Another indication of Guy’s commitment and determination to make his mark on the International scene is the lofts. Because of the success he has enjoyed so far Guy has deliberately made little change to the widowhood cocks accommodation. The cocks are housed in three separate and distinct units. The first, and largest is in the attic of the house itself. This is the first time I have seen cocks kept in this way, although of course I have heard of it, and what an ideal environment it provides. I know of no evidence to prove it but I am sure height alone has a beneficial effect. When you look around at the locations pigeon choose, when allowed, to roost or nest few if any pick a spot near to the ground. The roof in Guy’s house has stood for a number of years and Jean Paul pointed out to me a piece of damage to one of the wooden trusses caused by a 1914-18 shell. That apart the roof was sound and all that there was above the pigeons were the tiles and roof lights, while below was the whole winter heated house, producing a delightfully dry, light, airy and comfortable atmosphere. No wonder the birds looked well. The second unit is smaller but again above ground, though not quite as high, and is the first floor of a shed running across the garden which contains a couple of stock pairs at ground level. Again this provided a nice light, dry atmosphere. Standing next to it is the third unit, a smaller tiled roofed loft at ground level. In 2004 a total of 60 racing cocks were housed, 44 old birds and 16 yearlings, but in 2005 it is intended to keep a further 12 yearlings. To be competitive over the whole International programme you do need strength in depth and you have to be prepared to wait for the pigeons to mature, so you do have to carry a fairly large team. The youngsters and stock birds have a magnificent new wooden loft which has a maintenance free plastic back. It is equipped throughout with self cleaning perches, for the young birds, and nest boxes for the stock. Just a flick of a switch and the whole job is done in less than five minutes with all the waste delivered into a waiting bag. Expensive? Yes, dearer than the loft but worth every penny. I shall have to start saving. The floors of all lofts are solid and regularly scrapped because that is the way Guy likes it. Guy does wear a mask, so I didn’t need to deliver my lecture on the dangers of pigeon lung. Both the young birds and the stock have modern, secure aviaries where they can enjoy the elements at will. For the young birds the emphasis is on health, growth and development. They are given a sound training and exercised well in order to assist that growth and development but they are not raced, in the accepted sense of the word, although they may be sent to some races purely for experience. If so this would be no more than four of about 125 km.

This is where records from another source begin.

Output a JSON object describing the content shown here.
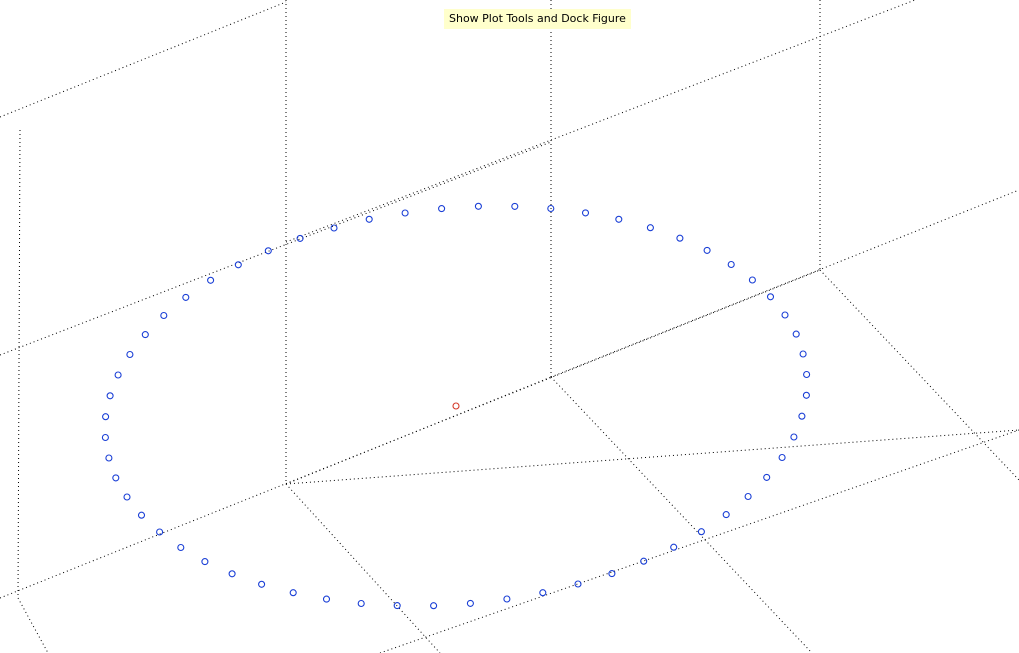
{
  "tooltip": {
    "text": "Show Plot Tools and Dock Figure"
  },
  "colors": {
    "series": "#1a3fd6",
    "highlight": "#d43a2a",
    "grid": "#000000"
  },
  "chart_data": {
    "type": "scatter",
    "view": "3d",
    "title": "",
    "xlabel": "",
    "ylabel": "",
    "zlabel": "",
    "grid": true,
    "marker": "circle",
    "z": 0,
    "series": [
      {
        "angle_deg": [
          0,
          6,
          12,
          18,
          24,
          30,
          36,
          42,
          48,
          54,
          60,
          66,
          72,
          78,
          84,
          90,
          96,
          102,
          108,
          114,
          120,
          126,
          132,
          138,
          144,
          150,
          156,
          162,
          168,
          174,
          180,
          186,
          192,
          198,
          204,
          210,
          216,
          222,
          228,
          234,
          240,
          246,
          252,
          258,
          264,
          270,
          276,
          282,
          288,
          294,
          300,
          306,
          312,
          318,
          324,
          330,
          336,
          342,
          348,
          354
        ],
        "x": [
          1.0,
          0.995,
          0.978,
          0.951,
          0.914,
          0.866,
          0.809,
          0.743,
          0.669,
          0.588,
          0.5,
          0.407,
          0.309,
          0.208,
          0.105,
          0.0,
          -0.105,
          -0.208,
          -0.309,
          -0.407,
          -0.5,
          -0.588,
          -0.669,
          -0.743,
          -0.809,
          -0.866,
          -0.914,
          -0.951,
          -0.978,
          -0.995,
          -1.0,
          -0.995,
          -0.978,
          -0.951,
          -0.914,
          -0.866,
          -0.809,
          -0.743,
          -0.669,
          -0.588,
          -0.5,
          -0.407,
          -0.309,
          -0.208,
          -0.105,
          0.0,
          0.105,
          0.208,
          0.309,
          0.407,
          0.5,
          0.588,
          0.669,
          0.743,
          0.809,
          0.866,
          0.914,
          0.951,
          0.978,
          0.995
        ],
        "y": [
          0.0,
          0.105,
          0.208,
          0.309,
          0.407,
          0.5,
          0.588,
          0.669,
          0.743,
          0.809,
          0.866,
          0.914,
          0.951,
          0.978,
          0.995,
          1.0,
          0.995,
          0.978,
          0.951,
          0.914,
          0.866,
          0.809,
          0.743,
          0.669,
          0.588,
          0.5,
          0.407,
          0.309,
          0.208,
          0.105,
          0.0,
          -0.105,
          -0.208,
          -0.309,
          -0.407,
          -0.5,
          -0.588,
          -0.669,
          -0.743,
          -0.809,
          -0.866,
          -0.914,
          -0.951,
          -0.978,
          -0.995,
          -1.0,
          -0.995,
          -0.978,
          -0.951,
          -0.914,
          -0.866,
          -0.809,
          -0.743,
          -0.669,
          -0.588,
          -0.5,
          -0.407,
          -0.309,
          -0.208,
          -0.105
        ]
      },
      {
        "x": [
          0.0
        ],
        "y": [
          0.0
        ],
        "highlight": true
      }
    ]
  }
}
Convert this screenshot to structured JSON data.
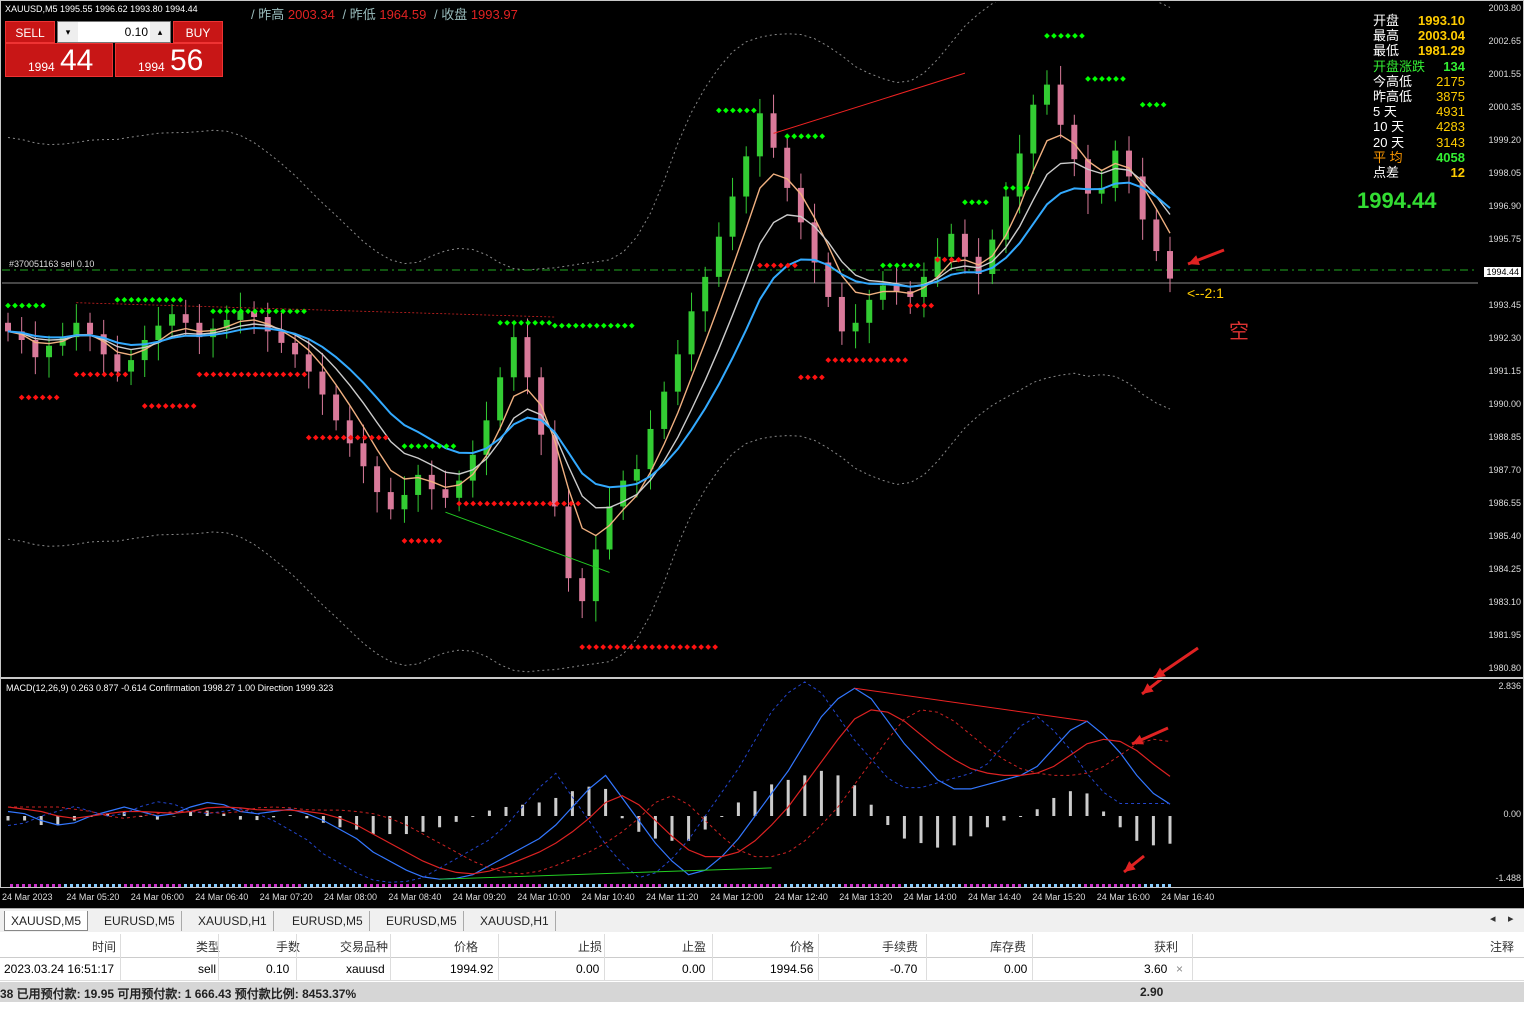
{
  "chart_header": {
    "symbol_line": "XAUUSD,M5  1995.55 1996.62 1993.80 1994.44",
    "prev_high_label": "/ 昨高",
    "prev_high": "2003.34",
    "prev_low_label": "/ 昨低",
    "prev_low": "1964.59",
    "close_label": "/ 收盘",
    "close": "1993.97"
  },
  "trade_panel": {
    "sell_label": "SELL",
    "buy_label": "BUY",
    "lot": "0.10",
    "sell_small": "1994",
    "sell_big": "44",
    "buy_small": "1994",
    "buy_big": "56"
  },
  "info_panel": [
    {
      "k": "开盘",
      "v": "1993.10",
      "style": ""
    },
    {
      "k": "最高",
      "v": "2003.04",
      "style": ""
    },
    {
      "k": "最低",
      "v": "1981.29",
      "style": ""
    },
    {
      "k": "开盘涨跌",
      "v": "134",
      "style": "green"
    },
    {
      "k": "今高低",
      "v": "2175",
      "style": "plain"
    },
    {
      "k": "昨高低",
      "v": "3875",
      "style": "plain"
    },
    {
      "k": "5  天",
      "v": "4931",
      "style": "plain"
    },
    {
      "k": "10 天",
      "v": "4283",
      "style": "plain"
    },
    {
      "k": "20 天",
      "v": "3143",
      "style": "plain"
    },
    {
      "k": "平 均",
      "v": "4058",
      "style": "orange"
    },
    {
      "k": "点差",
      "v": "12",
      "style": ""
    }
  ],
  "current_price": "1994.44",
  "order_line_label": "#370051163 sell 0.10",
  "ratio_label": "<--2:1",
  "direction_label": "空",
  "price_axis": {
    "ticks": [
      "2003.80",
      "2002.65",
      "2001.55",
      "2000.35",
      "1999.20",
      "1998.05",
      "1996.90",
      "1995.75",
      "1994.44",
      "1993.45",
      "1992.30",
      "1991.15",
      "1990.00",
      "1988.85",
      "1987.70",
      "1986.55",
      "1985.40",
      "1984.25",
      "1983.10",
      "1981.95",
      "1980.80"
    ],
    "current_tag": "1994.44"
  },
  "macd": {
    "label": "MACD(12,26,9) 0.263 0.877 -0.614  Confirmation 1998.27 1.00  Direction 1999.323",
    "ticks": [
      "2.836",
      "0.00",
      "-1.488"
    ]
  },
  "time_axis": [
    "24 Mar 2023",
    "24 Mar 05:20",
    "24 Mar 06:00",
    "24 Mar 06:40",
    "24 Mar 07:20",
    "24 Mar 08:00",
    "24 Mar 08:40",
    "24 Mar 09:20",
    "24 Mar 10:00",
    "24 Mar 10:40",
    "24 Mar 11:20",
    "24 Mar 12:00",
    "24 Mar 12:40",
    "24 Mar 13:20",
    "24 Mar 14:00",
    "24 Mar 14:40",
    "24 Mar 15:20",
    "24 Mar 16:00",
    "24 Mar 16:40"
  ],
  "tabs": [
    "XAUUSD,M5",
    "EURUSD,M5",
    "XAUUSD,H1",
    "EURUSD,M5",
    "EURUSD,M5",
    "XAUUSD,H1"
  ],
  "tab_nav": {
    "left": "◂",
    "right": "▸"
  },
  "table": {
    "headers": [
      "时间",
      "类型",
      "手数",
      "交易品种",
      "价格",
      "止损",
      "止盈",
      "价格",
      "手续费",
      "库存费",
      "获利",
      "注释"
    ],
    "row": [
      "2023.03.24 16:51:17",
      "sell",
      "0.10",
      "xauusd",
      "1994.92",
      "0.00",
      "0.00",
      "1994.56",
      "-0.70",
      "0.00",
      "3.60"
    ],
    "close_icon": "×",
    "summary": "38  已用预付款: 19.95  可用预付款: 1 666.43  预付款比例: 8453.37%",
    "summary_total": "2.90"
  },
  "chart_data": {
    "type": "candlestick",
    "symbol": "XAUUSD",
    "timeframe": "M5",
    "ylim": [
      1980.8,
      2003.8
    ],
    "ohlc_last": {
      "open": 1995.55,
      "high": 1996.62,
      "low": 1993.8,
      "close": 1994.44
    },
    "close_series": [
      1992.6,
      1992.3,
      1991.7,
      1992.1,
      1992.4,
      1992.9,
      1992.5,
      1991.8,
      1991.2,
      1991.6,
      1992.3,
      1992.8,
      1993.2,
      1992.9,
      1992.4,
      1992.7,
      1993.0,
      1993.3,
      1993.1,
      1992.6,
      1992.2,
      1991.8,
      1991.2,
      1990.4,
      1989.5,
      1988.7,
      1987.9,
      1987.0,
      1986.4,
      1986.9,
      1987.6,
      1987.1,
      1986.8,
      1987.4,
      1988.3,
      1989.5,
      1991.0,
      1992.4,
      1991.0,
      1989.0,
      1986.5,
      1984.0,
      1983.2,
      1985.0,
      1986.5,
      1987.4,
      1987.8,
      1989.2,
      1990.5,
      1991.8,
      1993.3,
      1994.5,
      1995.9,
      1997.3,
      1998.7,
      2000.2,
      1999.0,
      1997.6,
      1996.4,
      1995.0,
      1993.8,
      1992.6,
      1992.9,
      1993.7,
      1994.2,
      1994.0,
      1993.8,
      1994.5,
      1995.2,
      1996.0,
      1995.2,
      1994.6,
      1995.8,
      1997.3,
      1998.8,
      2000.5,
      2001.2,
      1999.8,
      1998.6,
      1997.4,
      1997.6,
      1998.9,
      1998.0,
      1996.5,
      1995.4,
      1994.44
    ],
    "macd_line": [
      0.1,
      0.05,
      -0.1,
      -0.2,
      -0.15,
      0.0,
      0.1,
      0.2,
      0.1,
      0.0,
      0.05,
      0.2,
      0.3,
      0.25,
      0.1,
      0.05,
      0.1,
      0.15,
      0.05,
      -0.1,
      -0.3,
      -0.5,
      -0.8,
      -1.0,
      -1.2,
      -1.35,
      -1.4,
      -1.38,
      -1.3,
      -1.1,
      -0.9,
      -0.7,
      -0.5,
      -0.2,
      0.2,
      0.6,
      0.9,
      0.4,
      -0.1,
      -0.6,
      -1.0,
      -1.3,
      -1.2,
      -0.9,
      -0.5,
      0.0,
      0.5,
      1.0,
      1.6,
      2.2,
      2.6,
      2.83,
      2.6,
      2.1,
      1.6,
      1.2,
      0.8,
      0.6,
      0.6,
      0.7,
      0.8,
      0.9,
      1.1,
      1.5,
      1.9,
      2.1,
      1.8,
      1.4,
      0.9,
      0.5,
      0.263
    ],
    "signal_line": [
      0.2,
      0.15,
      0.1,
      0.0,
      -0.05,
      0.0,
      0.05,
      0.1,
      0.1,
      0.08,
      0.06,
      0.1,
      0.18,
      0.2,
      0.18,
      0.14,
      0.13,
      0.13,
      0.1,
      0.05,
      -0.05,
      -0.2,
      -0.4,
      -0.6,
      -0.8,
      -1.0,
      -1.15,
      -1.25,
      -1.28,
      -1.22,
      -1.1,
      -0.95,
      -0.8,
      -0.6,
      -0.35,
      -0.05,
      0.3,
      0.45,
      0.25,
      -0.1,
      -0.45,
      -0.75,
      -0.9,
      -0.9,
      -0.8,
      -0.55,
      -0.2,
      0.2,
      0.7,
      1.2,
      1.7,
      2.15,
      2.35,
      2.3,
      2.1,
      1.8,
      1.5,
      1.25,
      1.05,
      0.95,
      0.9,
      0.9,
      0.95,
      1.1,
      1.35,
      1.6,
      1.7,
      1.65,
      1.45,
      1.15,
      0.877
    ],
    "histogram": [
      -0.1,
      -0.1,
      -0.2,
      -0.2,
      -0.1,
      0.0,
      0.05,
      0.1,
      0.0,
      -0.08,
      -0.01,
      0.1,
      0.12,
      0.05,
      -0.08,
      -0.09,
      -0.03,
      0.02,
      -0.05,
      -0.15,
      -0.25,
      -0.3,
      -0.4,
      -0.4,
      -0.4,
      -0.35,
      -0.25,
      -0.13,
      -0.02,
      0.12,
      0.2,
      0.25,
      0.3,
      0.4,
      0.55,
      0.65,
      0.6,
      -0.05,
      -0.35,
      -0.5,
      -0.55,
      -0.55,
      -0.3,
      0.0,
      0.3,
      0.55,
      0.7,
      0.8,
      0.9,
      1.0,
      0.9,
      0.68,
      0.25,
      -0.2,
      -0.5,
      -0.6,
      -0.7,
      -0.65,
      -0.45,
      -0.25,
      -0.1,
      0.0,
      0.15,
      0.4,
      0.55,
      0.5,
      0.1,
      -0.25,
      -0.55,
      -0.65,
      -0.614
    ]
  },
  "colors": {
    "bull": "#33cc33",
    "bear": "#d97a9a",
    "ema_fast": "#33aaff",
    "ema_slow": "#cccccc",
    "ema_orange": "#f0b080",
    "dots_green": "#00ff00",
    "dots_red": "#ff1111",
    "band": "#888888",
    "accent_red": "#e02222"
  }
}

The future.
Guy has laid the foundations of a very successful International venture. He has a splendid array of lofts that accommodate an up to date and well considered range of pigeons. With the solid base of Gaudfrin pigeons established he has brought in carefully selected individuals from Luc Sioen, Gerard Fruitier and George Carteus that posses qualities to complement and blend with that base. He has already shown that he is able to breed and race pigeons to compete at the highest level in all the International races from Beziers to Barcelona. Like all true competitors he is constantly looking for new pigeons, new methods and new techniques but the search is conducted with intuition, discrimination and a quiet patience. Guy knows that the most important thing of all is good pigeons and he has a growing number of very good pigeons at Montigny en Cambresis, just a few of which I have mentioned here, and I know I will have to return very soon because they will demand the attention of us all.